The referendum of 3 March 2011 heralded a step-change in the devolution process in Wales by affirming and enhancing the distinctive constitutional role of the National Assembly of Wales as a legislature. Devolution has also instigated a process whereby the legal system in Wales is incrementally acquiring its own distinctive legal identity in response to this constitutional change. This process has been labelled Legal Wales, and it heralds the further evolution of an indigenous legal system to serve the needs of contemporary Wales.
The Hywel Dda Institute is a strategic response to the needs of the legal sector and of wider society for knowledge, expertise and training on the legal ramifications of devolution in order to function effectively within the new constitutional settlement. It acknowledges the historic opportunity that has arisen to establish legal scholarship as an essential and dynamic contributor to the development of Legal Wales.
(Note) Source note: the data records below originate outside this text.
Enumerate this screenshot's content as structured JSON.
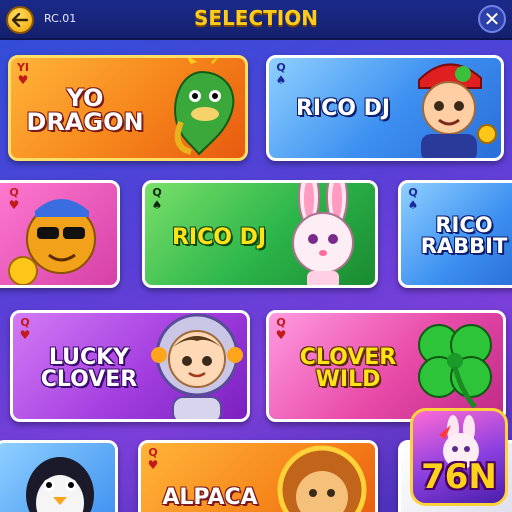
{
  "header": {
    "code": "RC.01",
    "title": "SELECTION",
    "close_symbol": "✕"
  },
  "cards": {
    "yo_dragon": {
      "rank": "YI",
      "suit": "♥",
      "line1": "YO",
      "line2": "DRAGON"
    },
    "rico_dj_top": {
      "rank": "Q",
      "suit": "♠",
      "label": "RICO DJ"
    },
    "monkey": {
      "rank": "Q",
      "suit": "♥"
    },
    "rico_dj_green": {
      "rank": "Q",
      "suit": "♠",
      "label": "RICO DJ"
    },
    "rico_rabbit": {
      "rank": "Q",
      "suit": "♠",
      "line1": "RICO",
      "line2": "RABBIT"
    },
    "lucky_clover": {
      "rank": "Q",
      "suit": "♥",
      "line1": "LUCKY",
      "line2": "CLOVER"
    },
    "clover_wild": {
      "rank": "Q",
      "suit": "♥",
      "line1": "CLOVER",
      "line2": "WILD"
    },
    "alpaca": {
      "rank": "Q",
      "suit": "♥",
      "label": "ALPACA"
    }
  },
  "logo": {
    "text": "76N"
  },
  "colors": {
    "title": "#ffcc1a",
    "orange_card": "#f7891c",
    "blue_card": "#3c8ff0",
    "green_card": "#2cb54a",
    "purple_card": "#a43fe0",
    "pink_card": "#e84aa8"
  }
}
The principal aim of the Hywel Dda Institute, within this context, is to contribute to the maintenance and development of Legal Wales by promoting and facilitating research and other forms of scholarship which reach levels of excellence measured against the highest international standards.
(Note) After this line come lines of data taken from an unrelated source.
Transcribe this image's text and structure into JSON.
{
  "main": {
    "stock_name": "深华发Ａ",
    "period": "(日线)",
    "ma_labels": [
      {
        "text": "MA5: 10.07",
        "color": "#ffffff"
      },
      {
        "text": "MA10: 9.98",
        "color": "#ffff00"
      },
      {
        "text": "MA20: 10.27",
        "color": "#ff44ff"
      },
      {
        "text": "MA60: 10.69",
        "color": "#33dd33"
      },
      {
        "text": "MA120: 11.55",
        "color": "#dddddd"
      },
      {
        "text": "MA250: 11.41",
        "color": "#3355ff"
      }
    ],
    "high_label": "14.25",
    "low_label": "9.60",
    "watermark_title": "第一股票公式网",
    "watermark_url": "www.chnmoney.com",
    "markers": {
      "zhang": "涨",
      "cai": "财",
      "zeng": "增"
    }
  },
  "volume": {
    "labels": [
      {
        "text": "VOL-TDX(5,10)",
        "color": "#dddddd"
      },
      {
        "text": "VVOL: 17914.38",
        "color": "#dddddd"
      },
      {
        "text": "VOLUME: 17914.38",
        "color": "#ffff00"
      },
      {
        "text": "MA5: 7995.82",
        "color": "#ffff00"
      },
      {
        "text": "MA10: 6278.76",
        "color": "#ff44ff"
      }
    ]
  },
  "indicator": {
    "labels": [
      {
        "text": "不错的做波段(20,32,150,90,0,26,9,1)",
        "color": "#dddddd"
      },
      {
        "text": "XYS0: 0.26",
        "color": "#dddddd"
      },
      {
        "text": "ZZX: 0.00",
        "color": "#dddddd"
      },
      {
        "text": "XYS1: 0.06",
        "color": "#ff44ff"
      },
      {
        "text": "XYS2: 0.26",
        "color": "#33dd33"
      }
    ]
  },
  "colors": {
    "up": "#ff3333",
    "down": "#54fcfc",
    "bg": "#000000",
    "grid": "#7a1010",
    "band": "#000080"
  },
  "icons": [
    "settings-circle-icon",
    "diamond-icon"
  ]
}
The Institute also aims to foster its links with the other key actors in Wales (such as the National Assembly for Wales, the Welsh Assembly Government and the legal profession in Wales) in order to develop a distinctive mission of wider community engagement.
Institute members welcome expressions of interest in collaboration from potential partners, including applications from potential research students who are interested in researching issues specifically related to the ‘Legal Wales’ agenda, including:
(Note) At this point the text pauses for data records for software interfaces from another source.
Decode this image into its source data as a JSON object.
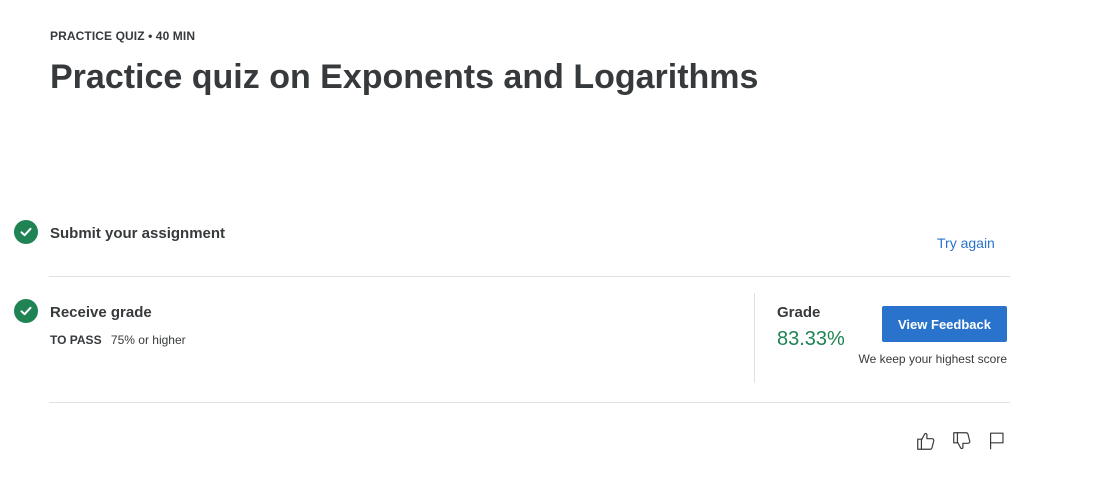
{
  "header": {
    "eyebrow": "PRACTICE QUIZ • 40 MIN",
    "title": "Practice quiz on Exponents and Logarithms"
  },
  "steps": {
    "submit": {
      "label": "Submit your assignment",
      "action_link": "Try again",
      "status": "complete"
    },
    "grade": {
      "label": "Receive grade",
      "pass_label": "TO PASS",
      "pass_requirement": "75% or higher",
      "status": "complete",
      "grade_label": "Grade",
      "grade_value": "83.33%",
      "feedback_button": "View Feedback",
      "note": "We keep your highest score"
    }
  },
  "icons": {
    "check": "check-circle-icon",
    "like": "thumbs-up-icon",
    "dislike": "thumbs-down-icon",
    "flag": "flag-icon"
  },
  "colors": {
    "success": "#1f8354",
    "primary": "#2a73cc",
    "text": "#373a3c",
    "divider": "#e1e1e1"
  }
}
- constitutional law and devolution
- the statutory output of the National Assembly of Wales within its fields of competence
- human rights in Wales
- bilingualism and language rights
- the interaction of law and policy
- legal history
- the application of international, European and UK domestic law in Wales.
The Institute is named in honour of a Welsh king of the tenth century, Hywel ap Cadell (c. 880-950 A.D.), known in history as Hywel ‘Dda’ (‘the good’), who is traditionally associated with the promulgation of the native Welsh laws.